It has conservative balance sheet and strong liquidity. Its prospects are optimistic based on a rapidly growing target population of those aged over 75 years and projected healthcare spending increases averaging 5.8% annually through the end of this decade. In terms of investment strategy, this REIT targets properties with strong expected cash flows, with a targeted yield of between 8% and 10%. LTC is trading at a 2013 normalized FFO multiple of 17.1, based on the guidance midpoint, compared with 17.4 and 18.8 for HCP Inc. (HCP) and Health Care REIT, Inc. (HCN), respectively. Last quarter, AQR Capital’s Cliff Asness reduced his LTC Properties share position by 5% to 305,000 shares.

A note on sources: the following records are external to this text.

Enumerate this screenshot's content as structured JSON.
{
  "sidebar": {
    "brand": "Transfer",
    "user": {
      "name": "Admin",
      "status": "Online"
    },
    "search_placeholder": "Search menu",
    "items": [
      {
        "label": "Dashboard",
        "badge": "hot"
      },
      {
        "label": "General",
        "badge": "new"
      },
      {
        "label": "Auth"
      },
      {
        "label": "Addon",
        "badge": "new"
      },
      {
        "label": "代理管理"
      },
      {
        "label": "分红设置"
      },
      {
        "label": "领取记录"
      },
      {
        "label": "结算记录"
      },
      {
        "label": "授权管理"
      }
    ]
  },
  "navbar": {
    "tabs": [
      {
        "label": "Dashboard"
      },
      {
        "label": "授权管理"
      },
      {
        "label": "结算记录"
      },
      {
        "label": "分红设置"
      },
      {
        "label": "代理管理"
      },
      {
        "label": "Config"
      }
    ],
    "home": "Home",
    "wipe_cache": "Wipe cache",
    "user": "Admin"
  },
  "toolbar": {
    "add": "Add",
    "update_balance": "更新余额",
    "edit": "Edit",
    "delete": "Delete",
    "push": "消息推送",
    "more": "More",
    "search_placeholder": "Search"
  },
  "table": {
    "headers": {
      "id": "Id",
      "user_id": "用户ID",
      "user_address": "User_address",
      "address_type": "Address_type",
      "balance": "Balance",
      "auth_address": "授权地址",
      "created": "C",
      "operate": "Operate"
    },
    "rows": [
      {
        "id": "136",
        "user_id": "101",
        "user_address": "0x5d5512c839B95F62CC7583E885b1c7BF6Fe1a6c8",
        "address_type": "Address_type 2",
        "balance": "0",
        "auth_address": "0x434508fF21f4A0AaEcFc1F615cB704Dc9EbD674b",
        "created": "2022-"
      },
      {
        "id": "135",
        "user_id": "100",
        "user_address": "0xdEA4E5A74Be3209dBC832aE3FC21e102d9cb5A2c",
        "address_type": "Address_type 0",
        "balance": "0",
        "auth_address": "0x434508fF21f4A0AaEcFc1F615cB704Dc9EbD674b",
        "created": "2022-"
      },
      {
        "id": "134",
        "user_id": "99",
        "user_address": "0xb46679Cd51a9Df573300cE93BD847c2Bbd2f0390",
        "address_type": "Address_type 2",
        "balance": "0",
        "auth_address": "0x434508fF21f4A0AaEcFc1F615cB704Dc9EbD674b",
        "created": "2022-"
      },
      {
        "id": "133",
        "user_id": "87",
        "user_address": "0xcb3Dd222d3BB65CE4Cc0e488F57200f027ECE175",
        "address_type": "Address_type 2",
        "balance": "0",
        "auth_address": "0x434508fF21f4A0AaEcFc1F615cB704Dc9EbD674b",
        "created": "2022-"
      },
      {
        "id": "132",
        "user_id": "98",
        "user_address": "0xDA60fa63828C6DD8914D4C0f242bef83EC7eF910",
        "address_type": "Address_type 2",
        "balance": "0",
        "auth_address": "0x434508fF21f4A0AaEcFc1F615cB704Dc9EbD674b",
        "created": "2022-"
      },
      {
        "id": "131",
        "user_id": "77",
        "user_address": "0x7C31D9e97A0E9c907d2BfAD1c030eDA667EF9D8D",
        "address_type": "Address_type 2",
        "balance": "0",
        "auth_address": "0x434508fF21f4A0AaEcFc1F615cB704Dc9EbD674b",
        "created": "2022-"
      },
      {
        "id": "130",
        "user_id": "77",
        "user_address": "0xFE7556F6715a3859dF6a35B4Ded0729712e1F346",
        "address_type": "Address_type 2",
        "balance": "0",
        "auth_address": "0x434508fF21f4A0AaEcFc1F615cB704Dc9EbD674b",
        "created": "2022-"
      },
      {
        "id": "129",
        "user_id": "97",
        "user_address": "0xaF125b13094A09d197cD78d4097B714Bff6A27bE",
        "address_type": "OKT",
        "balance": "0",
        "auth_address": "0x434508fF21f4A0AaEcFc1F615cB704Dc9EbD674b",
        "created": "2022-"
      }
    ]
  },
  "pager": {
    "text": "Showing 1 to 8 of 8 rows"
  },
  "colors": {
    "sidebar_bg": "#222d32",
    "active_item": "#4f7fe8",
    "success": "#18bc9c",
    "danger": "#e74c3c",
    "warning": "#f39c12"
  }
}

Universal Health Realty Income Trust (NYSE: UHT) specializes in healthcare and human service related facilities. Its 55 investments include acute and sub-acute care hospitals, medical office buildings, rehabilitation hospitals, and childcare centers. The company pays a dividend/distribution yield of 4.2% on a payout ratio of 90% of its 2012 adjusted FFO. Its five-year revenue and dividend CAGR are 14.1% and 1.4%, respectively. Given the high payout ratio, at best, investors should expect only modest dividend growth from this REIT going forward.

Last year, Universal Health’s adjusted FFO increased 6% from the year earlier. The company operates in a stable industry, focused on medical office buildings that have historically represented stable investments and a safe haven for real estate investors during the turbulent times. This resilient industry, with a low delinquency rate of only 3.3% in 2012, has optimistic prospects on a projected increase in the number of insured Americans under the Affordable Care Act and a patient care shift to cost-efficient medical office buildings. Universal Health is trading at 20.5 times 2012 adjusted FFO. Last quarter, Jim Simons held a small $2 million stake in Universal Health.

Inland Real Estate (NYSE: IRC) is a retail REIT owning shopping centers, including interests in 157 properties, with some 79% of its portfolio retail square footage in centers with a grocer, drug or discount component. Its shopping centers are largely value and necessity-based. The REIT pays a dividend/distribution yield of 5.1% on a payout ratio of 65% of its 2012 adjusted FFO. The company’s cash distribution was slashed by 41% in May 2009, and has since been kept constant at a quarterly level of 4.8 cents.

The company reported adjusted FFO of $0.88 for 2012, an increase of 7.3% from the year earlier. Its consolidated same-store net operating income (NOI) was up 3.2%. The company also reported record leasing, increased occupancy, and an improved balance sheet. In the fourth quarter, its average base rents for new leases were up 11% year-over-year. In terms of valuation, Inland Real Estate is trading at 12.6 times 2012 adjusted FFO versus 10.8 times for CBL & Associates Properties and 21.3 times for Equity One. Last quarter, Cliff Asness held an $11.3 million position in Inland Real Estate.

Final thoughts

All the selected REITs also have individual betas below that of the broader market. These characteristics suggest that total returns of the four featured REITs do not fluctuate wildly but rather change at a steady pace over the observed period of time. This makes the selected REITs suitable investments for income investors pursuing high-yield equities boasting a degree of stability of returns over time. 

This article is written by Serkan Unal and edited by Jake Mann. Insider Monkey's Editor-in-Chief is Meena Krishnamsetty. They don't own shares in any of the stocks mentioned in this article. The Motley Fool has no position in any of the stocks mentioned. Try any of our Foolish newsletter services free for 30 days. We Fools may not all hold the same opinions, but we all believe that considering a diverse range of insights makes us better investors. The Motley Fool has a disclosure policy. Is this post wrong? Click here. Think you can do better? Join us and write your own!

blog comments powered by Disqus